• [What you have to do] Each line from the material with the word "title" in it must be copied.

*** Materials provided Section Begins ***

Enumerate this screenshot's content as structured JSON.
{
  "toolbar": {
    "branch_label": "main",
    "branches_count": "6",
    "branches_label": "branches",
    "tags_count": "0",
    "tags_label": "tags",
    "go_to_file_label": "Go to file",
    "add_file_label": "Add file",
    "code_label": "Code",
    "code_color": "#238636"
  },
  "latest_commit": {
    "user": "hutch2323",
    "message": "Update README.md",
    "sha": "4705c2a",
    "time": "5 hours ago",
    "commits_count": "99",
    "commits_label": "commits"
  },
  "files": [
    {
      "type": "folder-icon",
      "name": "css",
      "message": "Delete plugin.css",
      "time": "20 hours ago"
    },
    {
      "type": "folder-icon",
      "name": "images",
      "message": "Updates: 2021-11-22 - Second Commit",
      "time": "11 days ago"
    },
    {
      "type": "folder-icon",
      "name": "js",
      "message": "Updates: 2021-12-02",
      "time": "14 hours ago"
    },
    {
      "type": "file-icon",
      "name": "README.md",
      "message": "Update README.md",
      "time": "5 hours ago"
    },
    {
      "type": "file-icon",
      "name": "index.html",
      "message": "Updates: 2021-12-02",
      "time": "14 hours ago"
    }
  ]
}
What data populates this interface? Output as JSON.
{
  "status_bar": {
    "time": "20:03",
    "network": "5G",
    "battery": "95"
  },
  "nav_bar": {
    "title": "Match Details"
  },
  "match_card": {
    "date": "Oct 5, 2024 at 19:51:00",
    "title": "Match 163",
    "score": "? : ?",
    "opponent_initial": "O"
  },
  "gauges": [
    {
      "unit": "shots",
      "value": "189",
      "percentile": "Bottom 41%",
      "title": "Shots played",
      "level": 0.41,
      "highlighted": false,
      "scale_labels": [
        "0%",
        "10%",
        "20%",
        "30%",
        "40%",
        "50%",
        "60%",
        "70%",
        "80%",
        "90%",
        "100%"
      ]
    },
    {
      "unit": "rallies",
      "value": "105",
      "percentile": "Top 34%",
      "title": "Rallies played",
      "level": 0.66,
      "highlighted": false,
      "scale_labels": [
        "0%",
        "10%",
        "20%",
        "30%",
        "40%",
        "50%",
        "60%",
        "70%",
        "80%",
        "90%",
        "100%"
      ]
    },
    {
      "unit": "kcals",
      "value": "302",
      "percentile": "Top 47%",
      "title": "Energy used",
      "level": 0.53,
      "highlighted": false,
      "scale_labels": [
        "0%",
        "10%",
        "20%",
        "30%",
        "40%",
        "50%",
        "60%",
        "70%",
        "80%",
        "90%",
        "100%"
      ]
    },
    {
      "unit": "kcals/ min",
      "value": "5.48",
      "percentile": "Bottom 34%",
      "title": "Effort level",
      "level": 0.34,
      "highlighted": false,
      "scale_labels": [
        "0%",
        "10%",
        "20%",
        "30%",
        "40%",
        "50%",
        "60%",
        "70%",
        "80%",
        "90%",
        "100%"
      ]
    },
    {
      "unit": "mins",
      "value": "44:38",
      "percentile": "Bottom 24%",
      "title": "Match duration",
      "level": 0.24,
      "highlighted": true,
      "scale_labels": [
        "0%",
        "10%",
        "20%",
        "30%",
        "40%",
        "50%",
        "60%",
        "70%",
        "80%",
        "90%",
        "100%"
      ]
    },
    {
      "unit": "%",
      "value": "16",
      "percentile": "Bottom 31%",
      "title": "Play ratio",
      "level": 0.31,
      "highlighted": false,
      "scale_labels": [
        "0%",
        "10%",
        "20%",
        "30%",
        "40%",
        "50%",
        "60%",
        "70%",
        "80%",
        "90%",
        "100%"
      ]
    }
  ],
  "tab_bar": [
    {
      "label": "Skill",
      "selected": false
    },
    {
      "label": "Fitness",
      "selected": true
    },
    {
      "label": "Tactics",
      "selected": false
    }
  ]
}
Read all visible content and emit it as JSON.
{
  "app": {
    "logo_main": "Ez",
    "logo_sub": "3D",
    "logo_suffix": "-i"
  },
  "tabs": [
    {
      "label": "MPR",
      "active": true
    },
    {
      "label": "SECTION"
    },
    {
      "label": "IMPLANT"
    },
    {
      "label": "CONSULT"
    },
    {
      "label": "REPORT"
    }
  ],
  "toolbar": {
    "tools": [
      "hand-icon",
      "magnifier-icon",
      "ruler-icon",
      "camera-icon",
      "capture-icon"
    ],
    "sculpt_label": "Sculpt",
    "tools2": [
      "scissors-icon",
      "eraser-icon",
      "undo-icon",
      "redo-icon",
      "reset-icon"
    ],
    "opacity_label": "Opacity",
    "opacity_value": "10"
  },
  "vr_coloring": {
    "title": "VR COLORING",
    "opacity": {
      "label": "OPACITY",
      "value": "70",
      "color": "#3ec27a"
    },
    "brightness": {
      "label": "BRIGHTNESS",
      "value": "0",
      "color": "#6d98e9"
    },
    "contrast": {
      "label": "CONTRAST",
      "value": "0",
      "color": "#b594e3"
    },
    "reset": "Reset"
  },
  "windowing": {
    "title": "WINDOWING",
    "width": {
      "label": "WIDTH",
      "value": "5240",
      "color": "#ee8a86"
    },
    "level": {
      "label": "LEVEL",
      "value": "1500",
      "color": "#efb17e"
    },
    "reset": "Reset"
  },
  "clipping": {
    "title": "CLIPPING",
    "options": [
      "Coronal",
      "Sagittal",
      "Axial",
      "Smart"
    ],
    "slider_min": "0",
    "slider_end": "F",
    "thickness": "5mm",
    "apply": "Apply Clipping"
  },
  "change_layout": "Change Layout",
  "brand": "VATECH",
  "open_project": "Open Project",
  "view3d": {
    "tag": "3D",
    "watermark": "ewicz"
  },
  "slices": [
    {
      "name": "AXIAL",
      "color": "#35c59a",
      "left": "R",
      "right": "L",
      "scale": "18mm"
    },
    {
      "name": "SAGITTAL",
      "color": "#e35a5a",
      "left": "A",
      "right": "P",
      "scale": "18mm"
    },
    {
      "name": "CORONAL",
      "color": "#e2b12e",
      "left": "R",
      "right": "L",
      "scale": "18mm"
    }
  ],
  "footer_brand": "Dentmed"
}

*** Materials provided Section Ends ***

• [Result of this exercise]
    "title": "Match Details"
    "title": "Match 163",
      "title": "Shots played",
      "title": "Rallies played",
      "title": "Energy used",
      "title": "Effort level",
      "title": "Match duration",
      "title": "Play ratio",
    "title": "VR COLORING",
    "title": "WINDOWING",
    "title": "CLIPPING",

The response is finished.